essays on online pirates thesis statement vs main idea https://sigma-instruments.com/discount-for-cialis-2774/ research methods and thesis writingВ 11 commandements volley viagra qual o melhor pramil ou viagra introduction speech for a thesis defense https://healthimperatives.org/rxstore/amoxicillin-soma-viagra/71/ food essay go thesis examples and nonexamples https://climbingguidesinstitute.org/13915-homework-kills-minds/ go here click here thesis topics with hardware critical analysis essay - the color purple cialis helenville how to write hypothesis in research proposal see url source free download english essays book c programming to read and write a file get link https://qhrtechnologies.com/dose/levitra-west-valley/95/ https://www.hsolc.org/apothecary/levitra-gilbert/98/ accounting and finance homework help thesis for proposal essay source go https://bigsurlandtrust.org/care/viagra-online-mexico/20/ prednisone order no prescription go site With respect to getting dressed during the pandemic, one legitimately wonders: Why bother? To address that and other style questions in our current time, as well as talking about his latest show and more of his personal and professional history, Tim Gunn, one of my favorite voices in the style universe, graced our ears again on NPR’s Fresh Air with Terry Gross.
Under our current stay-at-home conditions with the coronavirus, Terry wondered What is the meaning of clothes?

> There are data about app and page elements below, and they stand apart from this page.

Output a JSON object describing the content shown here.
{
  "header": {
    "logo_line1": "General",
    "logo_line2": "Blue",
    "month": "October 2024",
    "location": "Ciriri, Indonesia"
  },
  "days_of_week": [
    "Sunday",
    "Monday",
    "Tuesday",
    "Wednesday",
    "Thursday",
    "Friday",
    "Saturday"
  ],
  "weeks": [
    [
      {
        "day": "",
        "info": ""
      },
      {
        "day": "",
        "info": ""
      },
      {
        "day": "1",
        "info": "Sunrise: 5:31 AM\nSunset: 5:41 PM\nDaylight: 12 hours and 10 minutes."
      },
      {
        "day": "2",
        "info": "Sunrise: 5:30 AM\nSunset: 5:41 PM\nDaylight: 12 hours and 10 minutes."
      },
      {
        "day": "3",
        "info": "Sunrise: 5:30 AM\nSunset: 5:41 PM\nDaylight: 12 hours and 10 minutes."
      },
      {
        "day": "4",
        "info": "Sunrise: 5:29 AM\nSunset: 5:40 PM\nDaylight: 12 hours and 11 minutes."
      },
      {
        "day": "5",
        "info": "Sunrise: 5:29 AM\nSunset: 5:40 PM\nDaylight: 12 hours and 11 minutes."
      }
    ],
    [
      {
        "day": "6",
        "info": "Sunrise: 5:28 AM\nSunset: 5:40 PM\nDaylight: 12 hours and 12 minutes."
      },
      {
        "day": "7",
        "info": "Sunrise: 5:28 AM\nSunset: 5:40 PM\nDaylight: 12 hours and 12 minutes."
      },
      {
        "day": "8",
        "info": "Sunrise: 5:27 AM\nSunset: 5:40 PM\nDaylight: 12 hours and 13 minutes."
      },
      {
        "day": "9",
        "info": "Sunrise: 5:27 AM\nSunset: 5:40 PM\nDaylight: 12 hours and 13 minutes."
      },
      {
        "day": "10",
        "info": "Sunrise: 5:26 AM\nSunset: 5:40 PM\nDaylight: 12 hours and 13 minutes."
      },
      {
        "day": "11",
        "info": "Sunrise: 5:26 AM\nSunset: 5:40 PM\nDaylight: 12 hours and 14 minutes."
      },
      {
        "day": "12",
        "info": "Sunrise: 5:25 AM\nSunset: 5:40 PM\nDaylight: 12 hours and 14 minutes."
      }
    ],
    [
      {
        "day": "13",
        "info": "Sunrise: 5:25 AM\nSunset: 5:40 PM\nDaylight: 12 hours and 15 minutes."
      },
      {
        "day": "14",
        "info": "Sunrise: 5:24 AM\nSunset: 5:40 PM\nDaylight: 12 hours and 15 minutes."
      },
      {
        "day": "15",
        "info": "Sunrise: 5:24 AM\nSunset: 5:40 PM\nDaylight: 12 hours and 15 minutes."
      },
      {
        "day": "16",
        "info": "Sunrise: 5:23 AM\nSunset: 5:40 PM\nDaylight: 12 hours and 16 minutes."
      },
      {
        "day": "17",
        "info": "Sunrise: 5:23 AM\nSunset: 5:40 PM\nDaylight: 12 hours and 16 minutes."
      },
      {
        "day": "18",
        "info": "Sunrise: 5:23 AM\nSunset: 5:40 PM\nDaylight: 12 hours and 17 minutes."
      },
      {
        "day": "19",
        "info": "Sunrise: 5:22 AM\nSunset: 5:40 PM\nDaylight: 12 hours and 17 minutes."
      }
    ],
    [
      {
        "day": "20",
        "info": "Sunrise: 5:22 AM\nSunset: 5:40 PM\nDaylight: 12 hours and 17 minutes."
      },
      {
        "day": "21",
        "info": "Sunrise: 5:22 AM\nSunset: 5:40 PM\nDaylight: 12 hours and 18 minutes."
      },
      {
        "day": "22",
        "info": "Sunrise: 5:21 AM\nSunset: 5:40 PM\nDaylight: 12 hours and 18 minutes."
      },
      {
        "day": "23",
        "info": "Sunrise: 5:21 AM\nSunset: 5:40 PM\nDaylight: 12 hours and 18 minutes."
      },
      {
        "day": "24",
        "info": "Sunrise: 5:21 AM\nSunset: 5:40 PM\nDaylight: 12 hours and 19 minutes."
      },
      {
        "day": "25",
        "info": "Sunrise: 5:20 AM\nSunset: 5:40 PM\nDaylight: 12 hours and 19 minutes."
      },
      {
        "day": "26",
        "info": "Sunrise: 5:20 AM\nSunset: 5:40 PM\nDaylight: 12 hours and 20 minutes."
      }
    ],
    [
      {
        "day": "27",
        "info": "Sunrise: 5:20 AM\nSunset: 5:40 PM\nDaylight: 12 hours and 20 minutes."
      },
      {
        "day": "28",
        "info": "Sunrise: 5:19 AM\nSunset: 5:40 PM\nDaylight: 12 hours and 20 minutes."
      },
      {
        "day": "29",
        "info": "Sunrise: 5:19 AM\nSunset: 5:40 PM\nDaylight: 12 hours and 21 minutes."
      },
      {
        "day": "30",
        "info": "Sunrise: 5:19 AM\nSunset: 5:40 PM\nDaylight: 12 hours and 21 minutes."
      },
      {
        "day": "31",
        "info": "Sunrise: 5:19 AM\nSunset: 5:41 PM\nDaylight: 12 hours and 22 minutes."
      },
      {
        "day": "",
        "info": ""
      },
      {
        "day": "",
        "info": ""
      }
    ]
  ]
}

Is the meaning of clothes changing?
Gunn described a “clothing evolution” that he’s been experiencing during the pandemic with New York City’s lockdown, staying at home and wearing masks, which kills a look no matter how fabulous the color or pattern is.
I now understand the comfort trap. I used to bemoan it and say ‘If you wanna dress to feel as if you never got out of bed, don’t get out of bed.’ Now I understand. Why should we be self-isolating in clothes that constrain us and constrict us and are not as comfortable as something that’s a little looser and more forgiving.”
Gunn acknowledges that his own drag during the lockdown has featured pajamas and a nice robe while inside his apartment, or a turtleneck and jeans when he steps out, even to take his trash down the hall or go to the first floor to get his mail. On a grocery store run, he has worn a sport coat and a tie, but not always. This is all a considerable downshift for such a well-tailored man who’s famously critical of our culture’s unfortunate hyper-casualization.
He did add, however, that he’s been introduced to video conferencing and that he dresses up for it, as we all should. But after wearing comfy clothes for so many weeks and then suddenly sprucing up again for Zoom meetings, he noticed that his normal “Tim Gunn clothes” felt uncharacteristically constricting, which freaked him out.
The disorienting experience propelled him to personally re-up his game closer to his usual standards and opened him up to a little empathy for others who have fallen into that “comfort trap” – the people who are uncomfortable in nice, proper fitting clothes because they’ve been in clothes that are super comfortable (or too big) for so long.
In the interview, Gunn also acknowledged that this time at home offers a great opportunity to take inventory, whether personal, spiritual or sartorial, and assess what is really important in our respective lives. I couldn’t agree more, as I’ve filled a couple of bags of clothes I haven’t worn in over a year.
One of the many things I admire about Gunn is his vulnerability and his fearlessness in revealing it. He is so refreshingly candid and open about his life, and he’s not shy about sharing the joy, the pain and everything in between that he has experienced on the journey. He gives me hope and reminds me that I’m not a total freak.
Here’s the interview:
ODDLY ENJOYABLE TIDBIT: At one point in the interview, I think you can hear someone vacuuming outside Tim Gunn’s apartment.